In order to steer a clear course through the crisis, the central management positions of a company must also be filled during the Corona period. As Thomas Deininger explains, digital processes in executive search can certainly help in the search process. But when it comes to selection, according to the doyen of German headhunters, modern technology reaches its limits.
Does that mean virtual meetings won’t become the new standard in recruiting?
I can’t imagine that they would, at least for the top level, for two reasons. First, a video conversation only provides about 40 to 50 percent of the necessary information. And second, when it comes to a top position, it isn’t so much about discussing a person’s résumé as finding joint perspectives for the future.

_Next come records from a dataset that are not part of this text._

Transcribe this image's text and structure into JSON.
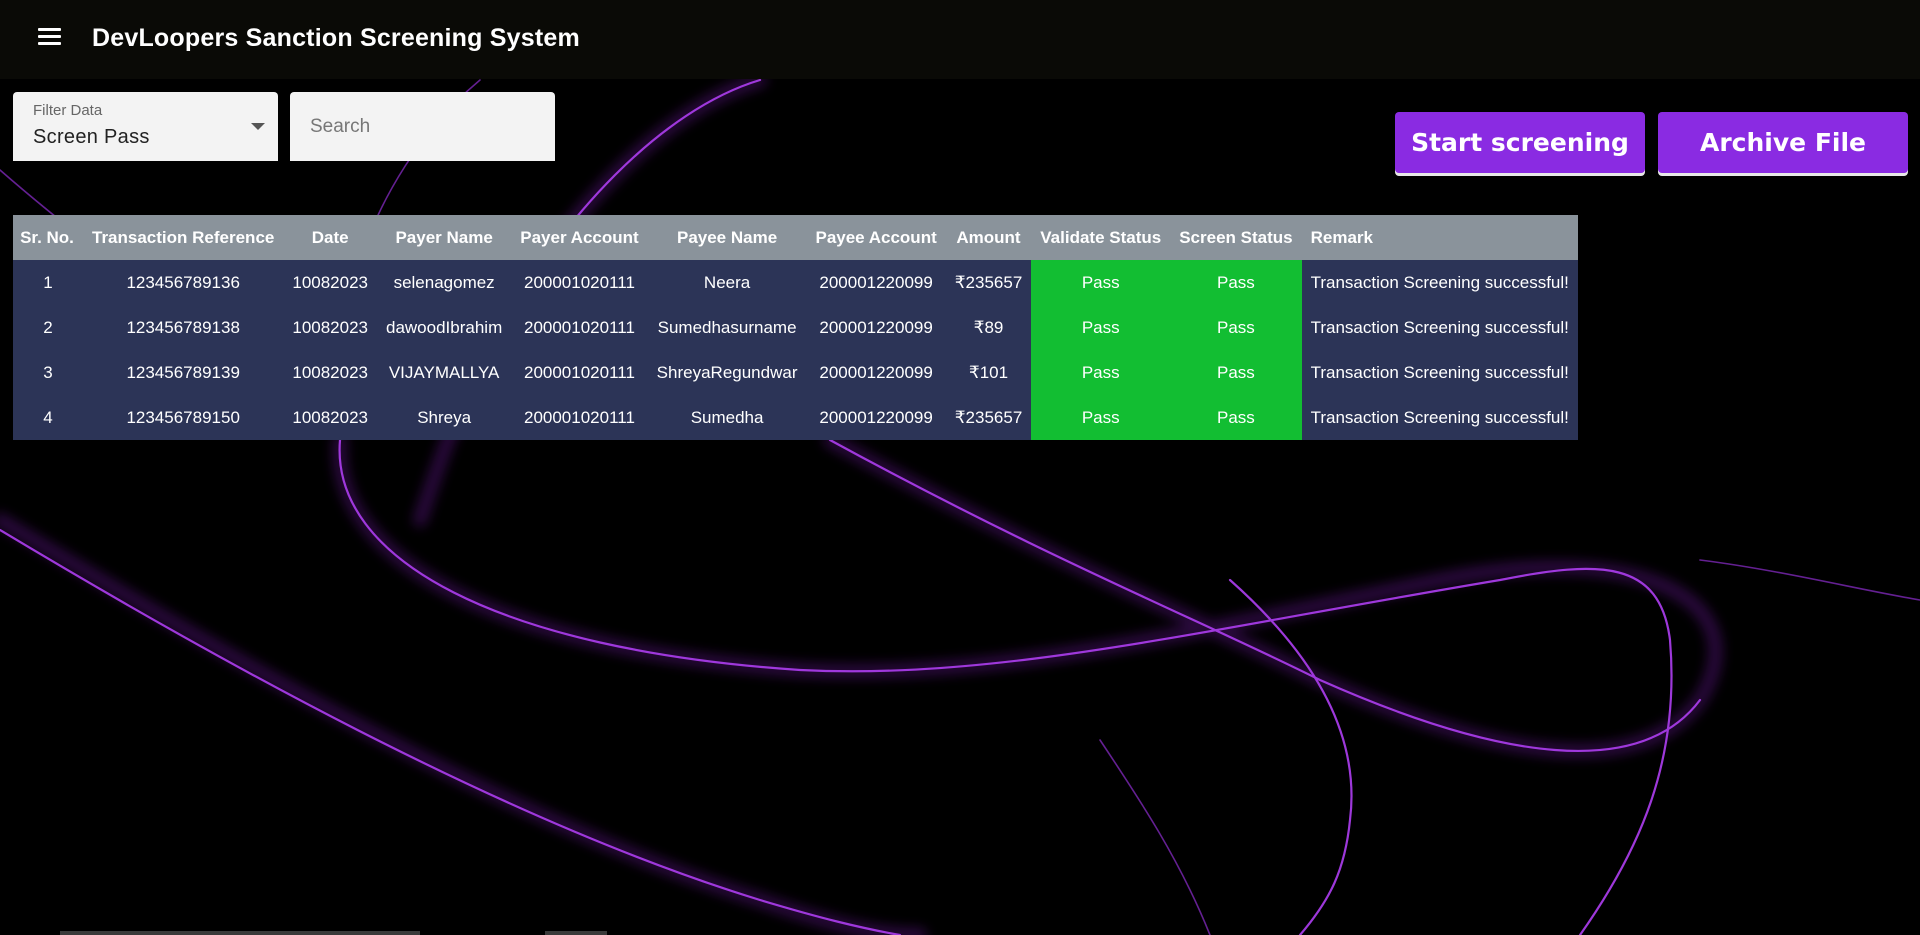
{
  "header": {
    "title": "DevLoopers Sanction Screening System",
    "menu_icon": "menu-icon"
  },
  "filter": {
    "label": "Filter Data",
    "value": "Screen Pass"
  },
  "search": {
    "placeholder": "Search"
  },
  "actions": {
    "start_label": "Start screening",
    "archive_label": "Archive File"
  },
  "colors": {
    "accent": "#8a2be2",
    "pass": "#12be32",
    "table_header": "#8a939b",
    "table_row": "#2c3457"
  },
  "table": {
    "columns": [
      "Sr. No.",
      "Transaction Reference",
      "Date",
      "Payer Name",
      "Payer Account",
      "Payee Name",
      "Payee Account",
      "Amount",
      "Validate Status",
      "Screen Status",
      "Remark"
    ],
    "rows": [
      [
        "1",
        "123456789136",
        "10082023",
        "selenagomez",
        "200001020111",
        "Neera",
        "200001220099",
        "₹235657",
        "Pass",
        "Pass",
        "Transaction Screening successful!"
      ],
      [
        "2",
        "123456789138",
        "10082023",
        "dawoodIbrahim",
        "200001020111",
        "Sumedhasurname",
        "200001220099",
        "₹89",
        "Pass",
        "Pass",
        "Transaction Screening successful!"
      ],
      [
        "3",
        "123456789139",
        "10082023",
        "VIJAYMALLYA",
        "200001020111",
        "ShreyaRegundwar",
        "200001220099",
        "₹101",
        "Pass",
        "Pass",
        "Transaction Screening successful!"
      ],
      [
        "4",
        "123456789150",
        "10082023",
        "Shreya",
        "200001020111",
        "Sumedha",
        "200001220099",
        "₹235657",
        "Pass",
        "Pass",
        "Transaction Screening successful!"
      ]
    ]
  }
}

That includes things like insight into a company’s confidential strategic plans, and those kinds of documents will never be shared by e-mail, not even in the future.
How many meetings does it take for you to place a candidate for a “C-level” position, meaning in the executive management, board of management, or supervisory board?

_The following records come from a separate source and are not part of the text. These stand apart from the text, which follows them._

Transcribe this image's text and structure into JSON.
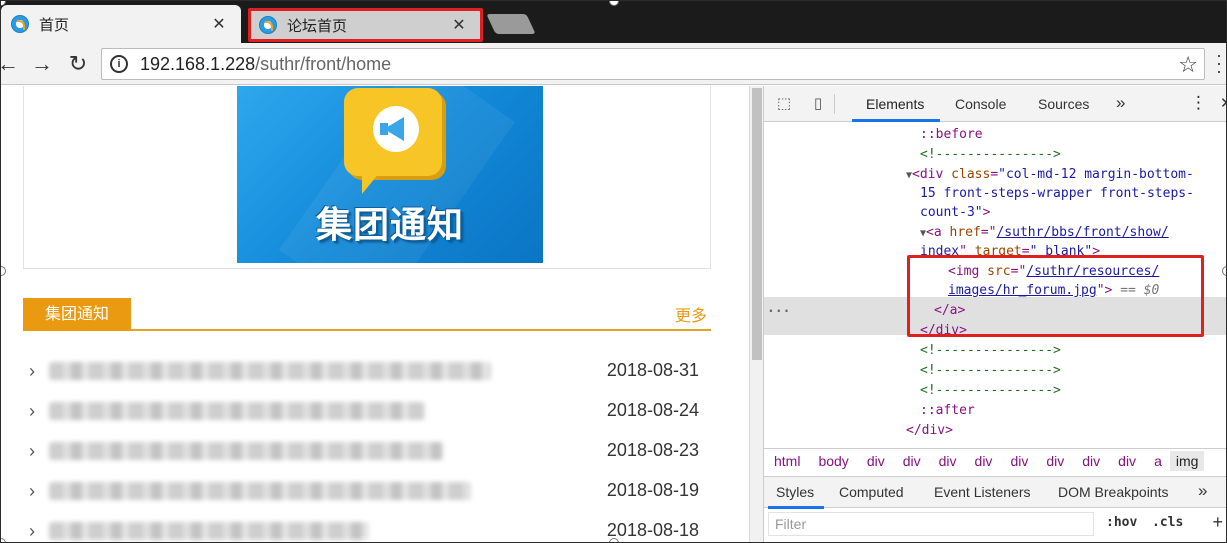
{
  "browser": {
    "tabs": [
      {
        "title": "首页",
        "active": true
      },
      {
        "title": "论坛首页",
        "active": false
      }
    ],
    "address": {
      "host": "192.168.1.228",
      "path": "/suthr/front/home"
    },
    "nav": {
      "back": "←",
      "forward": "→",
      "reload": "↻",
      "info": "i",
      "star": "☆",
      "close": "✕"
    }
  },
  "page": {
    "banner": {
      "label": "集团通知"
    },
    "section": {
      "title": "集团通知",
      "more": "更多"
    },
    "news": [
      {
        "date": "2018-08-31"
      },
      {
        "date": "2018-08-24"
      },
      {
        "date": "2018-08-23"
      },
      {
        "date": "2018-08-19"
      },
      {
        "date": "2018-08-18"
      }
    ]
  },
  "devtools": {
    "tabs": [
      "Elements",
      "Console",
      "Sources"
    ],
    "more_tabs": "»",
    "menu": "⋮",
    "close": "✕",
    "dom": {
      "before": "::before",
      "comment": "<!--------------->",
      "div_open_1": "<div ",
      "div_class_attr": "class",
      "div_class_val_1": "\"col-md-12 margin-bottom-",
      "div_class_val_2": "15 front-steps-wrapper front-steps-",
      "div_class_val_3": "count-3\"",
      "div_gt": ">",
      "a_open": "<a ",
      "href_attr": "href",
      "href_val_1": "/suthr/bbs/front/show/",
      "href_val_2": "index",
      "target_attr": "target",
      "target_val": "\"_blank\"",
      "img_open": "<img ",
      "src_attr": "src",
      "src_val_1": "/suthr/resources/",
      "src_val_2": "images/hr_forum.jpg",
      "eq_sel": "== $0",
      "a_close": "</a>",
      "div_close": "</div>",
      "after": "::after",
      "div_close_2": "</div>",
      "ellipsis": "..."
    },
    "breadcrumbs": [
      "html",
      "body",
      "div",
      "div",
      "div",
      "div",
      "div",
      "div",
      "div",
      "div",
      "a",
      "img"
    ],
    "style_tabs": [
      "Styles",
      "Computed",
      "Event Listeners",
      "DOM Breakpoints"
    ],
    "style_more": "»",
    "filter": {
      "placeholder": "Filter",
      "hov": ":hov",
      "cls": ".cls",
      "plus": "+"
    }
  }
}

In executive search, it takes about 60 to 80 prior contacts to identify 12 to 15 possible candidates. Ideally, we then hold meetings on site in person with all of those candidates. That’s true of positions in the top management, but that’s not all. It also applies to finding a new head of sales, for example. We typically present three candidates to the client.
Has the coronavirus crisis made it easier or harder to select suitable applicants?

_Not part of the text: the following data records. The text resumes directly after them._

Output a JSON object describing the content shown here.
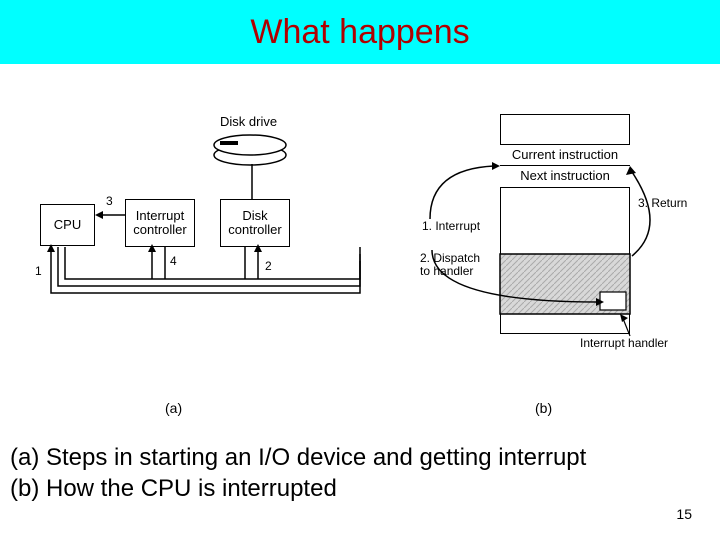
{
  "title": "What happens",
  "figA": {
    "label": "(a)",
    "diskDrive": "Disk drive",
    "cpu": "CPU",
    "intCtrl1": "Interrupt",
    "intCtrl2": "controller",
    "diskCtrl1": "Disk",
    "diskCtrl2": "controller",
    "n1": "1",
    "n2": "2",
    "n3": "3",
    "n4": "4"
  },
  "figB": {
    "label": "(b)",
    "curInstr": "Current instruction",
    "nextInstr": "Next instruction",
    "interrupt": "1. Interrupt",
    "dispatch1": "2. Dispatch",
    "dispatch2": "to handler",
    "ret": "3. Return",
    "handler": "Interrupt handler"
  },
  "caption": {
    "lineA": "(a) Steps in starting an I/O device and getting interrupt",
    "lineB": "(b) How the CPU is interrupted"
  },
  "pageNumber": "15"
}
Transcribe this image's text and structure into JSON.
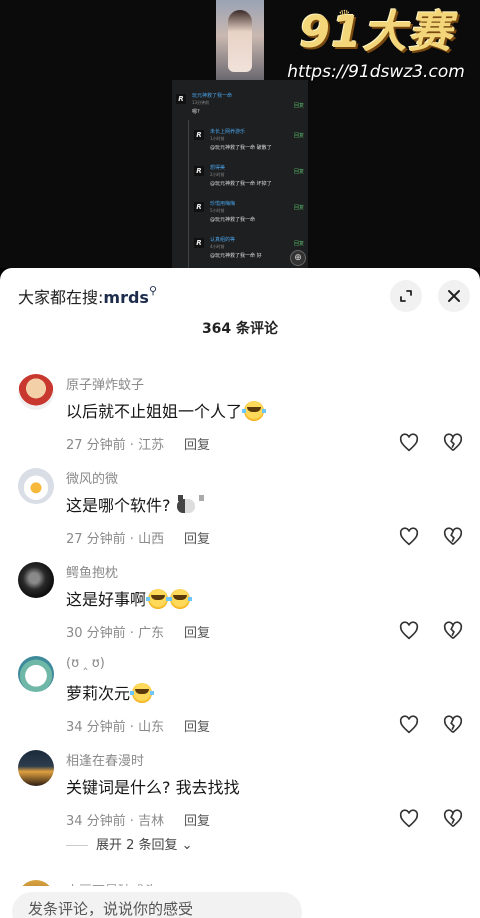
{
  "video": {
    "logo_text": "91大赛",
    "logo_url": "https://91dswz3.com",
    "mini_comments": [
      {
        "name": "玩元神救了我一命",
        "time": "13分钟前",
        "text": "嗯?",
        "reply": "回复"
      },
      {
        "name": "未长上网养游乐",
        "time": "1小时前",
        "text": "@玩元神救了我一命 破散了",
        "reply": "回复"
      },
      {
        "name": "想得美",
        "time": "2小时前",
        "text": "@玩元神救了我一命 坏掉了",
        "reply": "回复"
      },
      {
        "name": "珍惜用梅梅",
        "time": "5小时前",
        "text": "@玩元神救了我一命",
        "reply": "回复"
      },
      {
        "name": "认真组的等",
        "time": "4小时前",
        "text": "@玩元神救了我一命 好",
        "reply": "回复"
      }
    ]
  },
  "header": {
    "search_prefix": "大家都在搜:",
    "search_keyword": "mrds",
    "comment_count": "364 条评论"
  },
  "comments": [
    {
      "user": "原子弹炸蚊子",
      "text": "以后就不止姐姐一个人了",
      "location": "27 分钟前 · 江苏",
      "reply": "回复"
    },
    {
      "user": "微风的微",
      "text": "这是哪个软件?",
      "location": "27 分钟前 · 山西",
      "reply": "回复"
    },
    {
      "user": "鳄鱼抱枕",
      "text": "这是好事啊",
      "location": "30 分钟前 · 广东",
      "reply": "回复"
    },
    {
      "user": "(ʊ ‸ ʊ)",
      "text": "萝莉次元",
      "location": "34 分钟前 · 山东",
      "reply": "回复"
    },
    {
      "user": "相逢在春漫时",
      "text": "关键词是什么? 我去找找",
      "location": "34 分钟前 · 吉林",
      "reply": "回复"
    }
  ],
  "expand_replies": "展开 2 条回复",
  "next_comment_user": "小豆丁是破戒头",
  "composer": {
    "placeholder": "发条评论，说说你的感受"
  },
  "colors": {
    "keyword": "#1f2d4d",
    "logo_gold": "#f3d57a",
    "mini_link": "#4aa3e8"
  }
}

It’s easier in one way. If a potential CEO chooses to hold their Skype call from their gazebo at home, that’s a clear issue. That kind of attitude shows a lack of preparation and lack of respect for the seriousness of the application situation and the interests of the person at the other end of the call, meaning the possible future employer.
But on a fundamental level, the coronavirus has made search activities harder, at least in the medium term, since after all, we don’t deliberately seek out those who are just about to be let go, so they would be willing to make a change right away. Our focus is on people with high potential who believe they have better long-term career prospects at another company and are considering a move for that reason. And that group of people is more hesitant right now, since many of them can sense that there is a looming wave of layoffs due to hit the German economy starting in September, if not before.
With so much uncertainty surrounding the economy right now, are companies looking for new managers at all?
The personnel consulting business has been picking up again for the past six weeks. We’ve seen two trends there. In urgent cases in Germany, when someone is needed to step into a certain role due to illness or retirement, decisions and actions come swiftly. But if someone is looking for a local manager for an international branch, the search process is still stagnant. Due to travel restrictions, we can’t meet candidates locally, and many of them can’t travel to Germany, either.
With all this as background, what do you think lies ahead for top personnel consulting in Germany?
We will see a concentration of forces here. Smaller companies can only compete with the big international corporate groups if they forge close alliances or merge with each other. For DEININGER CONSULTING, I’m very optimistic, since our early strategic decision to cultivate a strong presence in Europe and Asia is paying off more and more. We set up four new teams in just the last few weeks, and a fifth is due to be added shortly. This is helping us to add depth in terms of industry.
The interview was conducted by
Björn P. Böer